┌────────
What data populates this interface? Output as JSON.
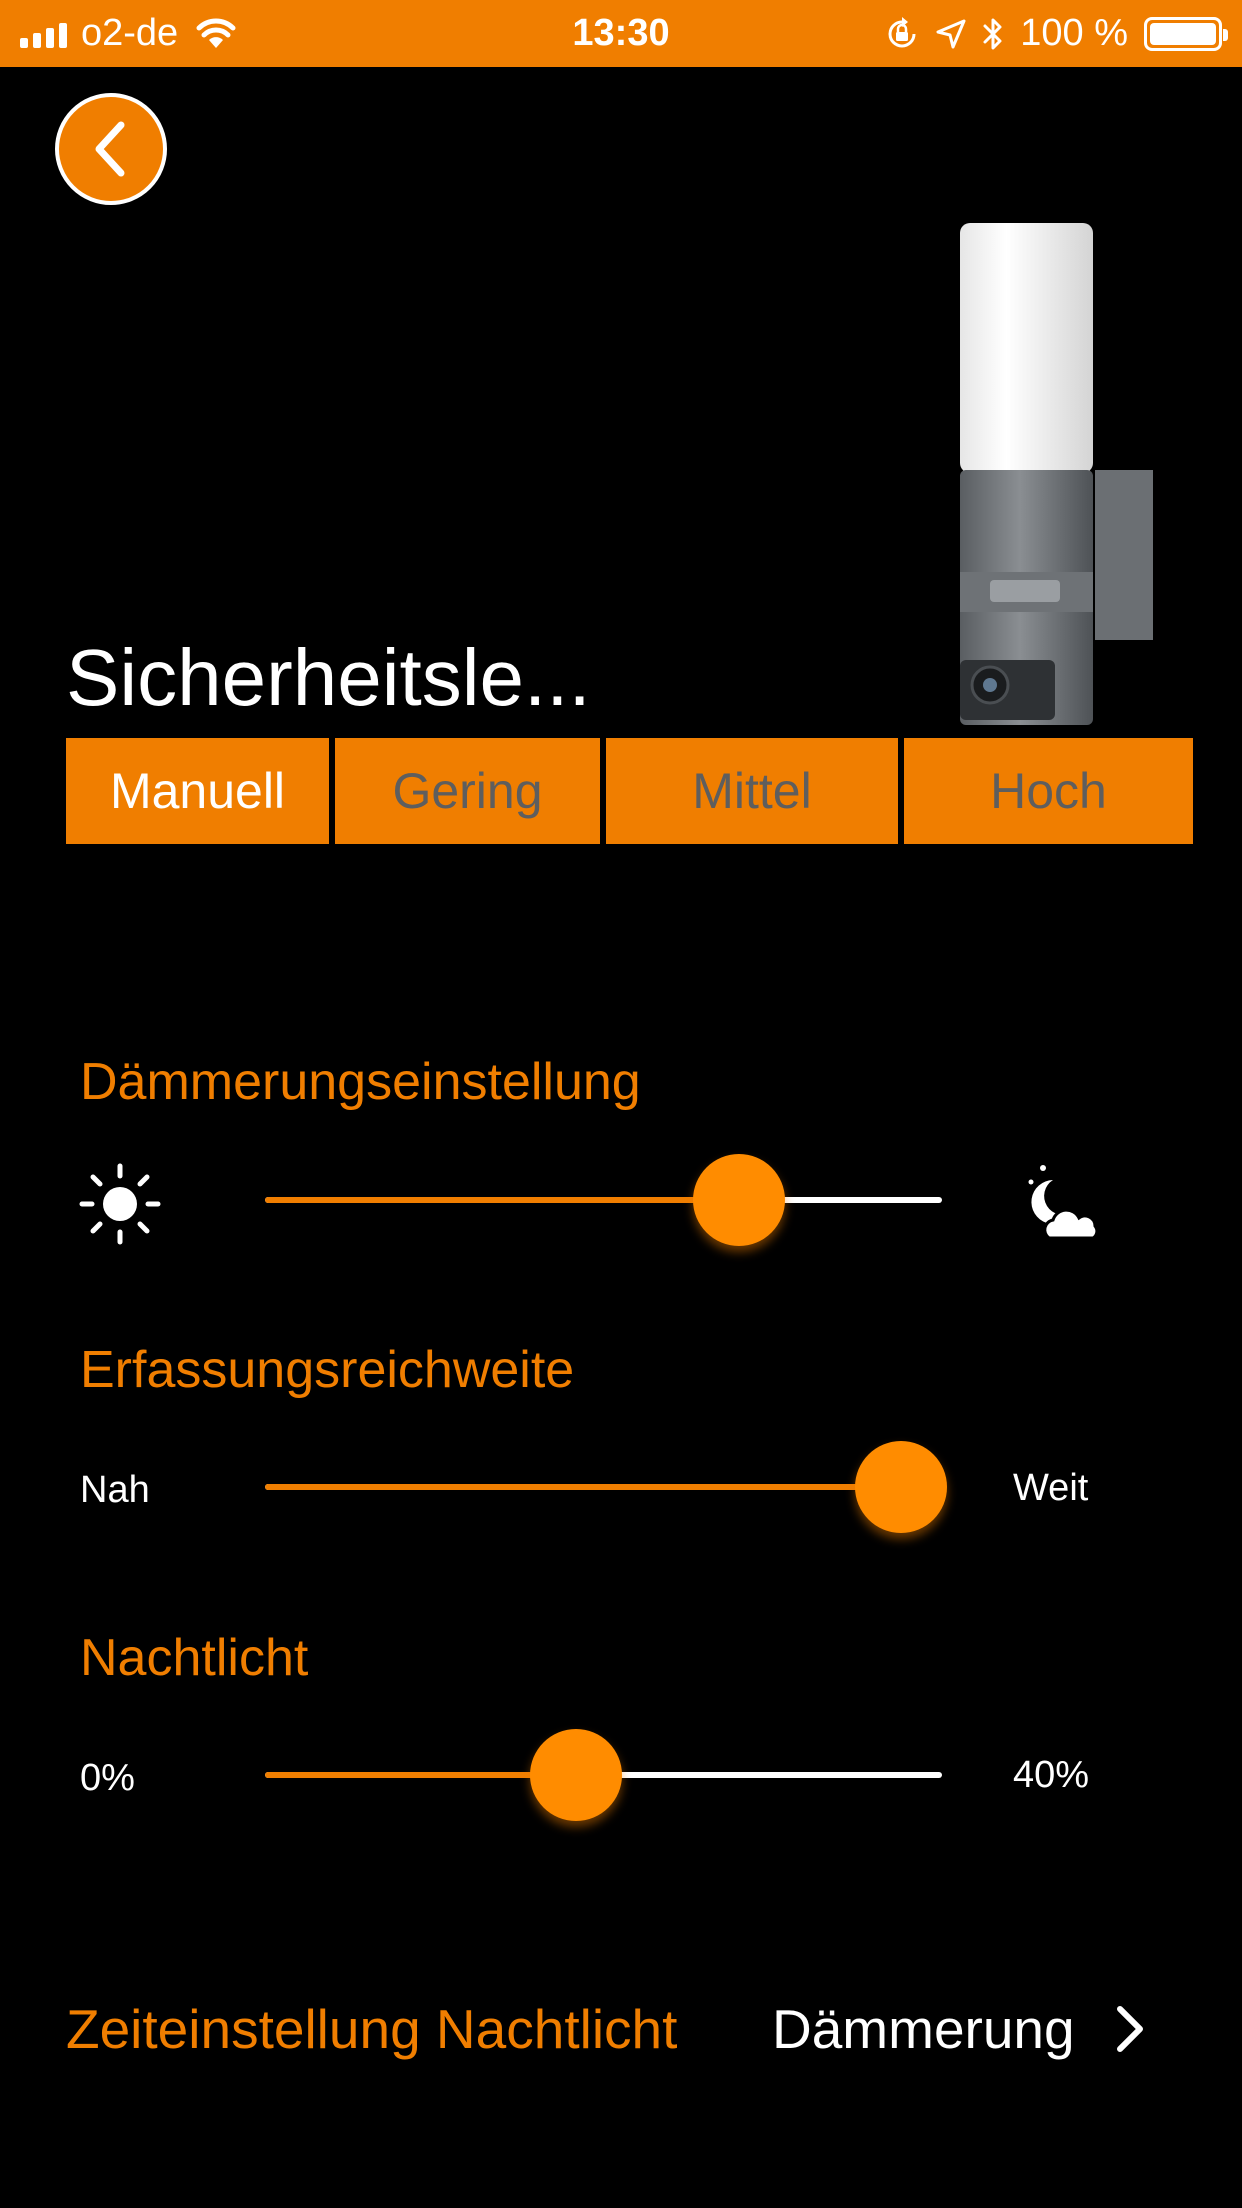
{
  "status_bar": {
    "carrier": "o2-de",
    "time": "13:30",
    "battery_percent": "100 %",
    "icons": [
      "signal-icon",
      "wifi-icon",
      "orientation-lock-icon",
      "location-icon",
      "bluetooth-icon",
      "battery-icon"
    ]
  },
  "header": {
    "back_icon": "chevron-left-icon",
    "profile_title": "Sicherheitsle...",
    "product_image": "lamp-camera-image"
  },
  "modes": {
    "selected": "Manuell",
    "items": [
      {
        "label": "Manuell"
      },
      {
        "label": "Gering"
      },
      {
        "label": "Mittel"
      },
      {
        "label": "Hoch"
      }
    ]
  },
  "settings": {
    "twilight": {
      "label": "Dämmerungseinstellung",
      "min_icon": "sun-icon",
      "max_icon": "moon-cloud-icon",
      "value": 0.7
    },
    "range": {
      "label": "Erfassungsreichweite",
      "min_label": "Nah",
      "max_label": "Weit",
      "value": 0.94
    },
    "night_light": {
      "label": "Nachtlicht",
      "min_label": "0%",
      "max_label": "40%",
      "value": 0.46
    }
  },
  "night_light_time": {
    "label": "Zeiteinstellung Nachtlicht",
    "value": "Dämmerung",
    "icon": "chevron-right-icon"
  },
  "colors": {
    "accent": "#f07e00",
    "background": "#000000",
    "inactive_text": "#5e5e5e"
  }
}
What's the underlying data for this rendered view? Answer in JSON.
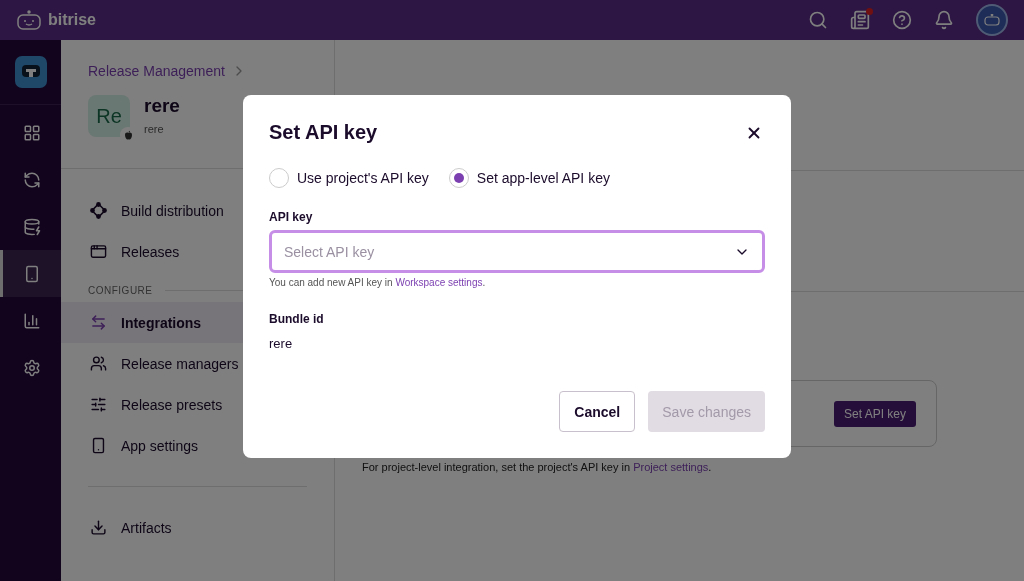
{
  "topbar": {
    "brand": "bitrise"
  },
  "rail": {
    "items": [
      {
        "kind": "grid",
        "selected": false
      },
      {
        "kind": "pipeline",
        "selected": false
      },
      {
        "kind": "cache",
        "selected": false
      },
      {
        "kind": "release",
        "selected": true
      },
      {
        "kind": "insights",
        "selected": false
      },
      {
        "kind": "settings",
        "selected": false
      }
    ]
  },
  "breadcrumb": {
    "label": "Release Management"
  },
  "app": {
    "avatar": "Re",
    "name": "rere",
    "subtitle": "rere"
  },
  "nav": {
    "items": [
      {
        "kind": "distribution",
        "label": "Build distribution",
        "selected": false
      },
      {
        "kind": "releases",
        "label": "Releases",
        "selected": false
      }
    ],
    "section": "CONFIGURE",
    "config_items": [
      {
        "kind": "integrations",
        "label": "Integrations",
        "selected": true
      },
      {
        "kind": "managers",
        "label": "Release managers",
        "selected": false
      },
      {
        "kind": "presets",
        "label": "Release presets",
        "selected": false
      },
      {
        "kind": "app",
        "label": "App settings",
        "selected": false
      }
    ],
    "bottom_items": [
      {
        "kind": "artifacts",
        "label": "Artifacts",
        "selected": false
      }
    ]
  },
  "content": {
    "card_button": "Set API key",
    "note": "For project-level integration, set the project's API key in ",
    "note_link": "Project settings",
    "note_end": "."
  },
  "modal": {
    "title": "Set API key",
    "radios": [
      {
        "label": "Use project's API key",
        "selected": false
      },
      {
        "label": "Set app-level API key",
        "selected": true
      }
    ],
    "field_label": "API key",
    "placeholder": "Select API key",
    "help": "You can add new API key in ",
    "help_link": "Workspace settings",
    "help_end": ".",
    "bundle_label": "Bundle id",
    "bundle_value": "rere",
    "buttons": [
      {
        "kind": "secondary",
        "label": "Cancel",
        "disabled": false
      },
      {
        "kind": "primary",
        "label": "Save changes",
        "disabled": true
      }
    ]
  }
}
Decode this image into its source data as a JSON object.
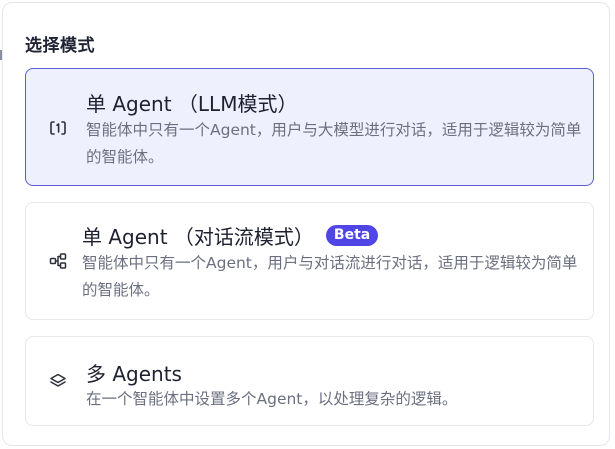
{
  "dialog": {
    "title": "选择模式"
  },
  "options": [
    {
      "title": "单 Agent （LLM模式）",
      "description": "智能体中只有一个Agent，用户与大模型进行对话，适用于逻辑较为简单的智能体。",
      "icon": "single-agent-icon",
      "selected": true
    },
    {
      "title": "单 Agent （对话流模式）",
      "badge": "Beta",
      "description": "智能体中只有一个Agent，用户与对话流进行对话，适用于逻辑较为简单的智能体。",
      "icon": "workflow-icon",
      "selected": false
    },
    {
      "title": "多 Agents",
      "description": "在一个智能体中设置多个Agent，以处理复杂的逻辑。",
      "icon": "layers-icon",
      "selected": false
    }
  ],
  "colors": {
    "accent": "#4f46e5",
    "selected_bg": "#eff0fd",
    "selected_border": "#5a5fd6",
    "description_text": "#6b7080"
  }
}
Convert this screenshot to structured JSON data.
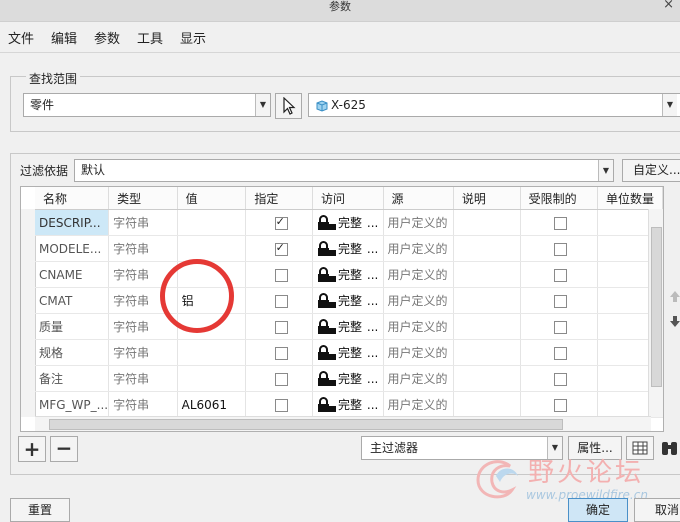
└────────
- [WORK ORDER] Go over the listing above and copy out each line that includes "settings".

- [SOLUTION TO THIS TASK]
  "settings": {
        "kind": "settings",
        "label": "App settings",
    "note_link": "Project settings",
    "help_link": "Workspace settings",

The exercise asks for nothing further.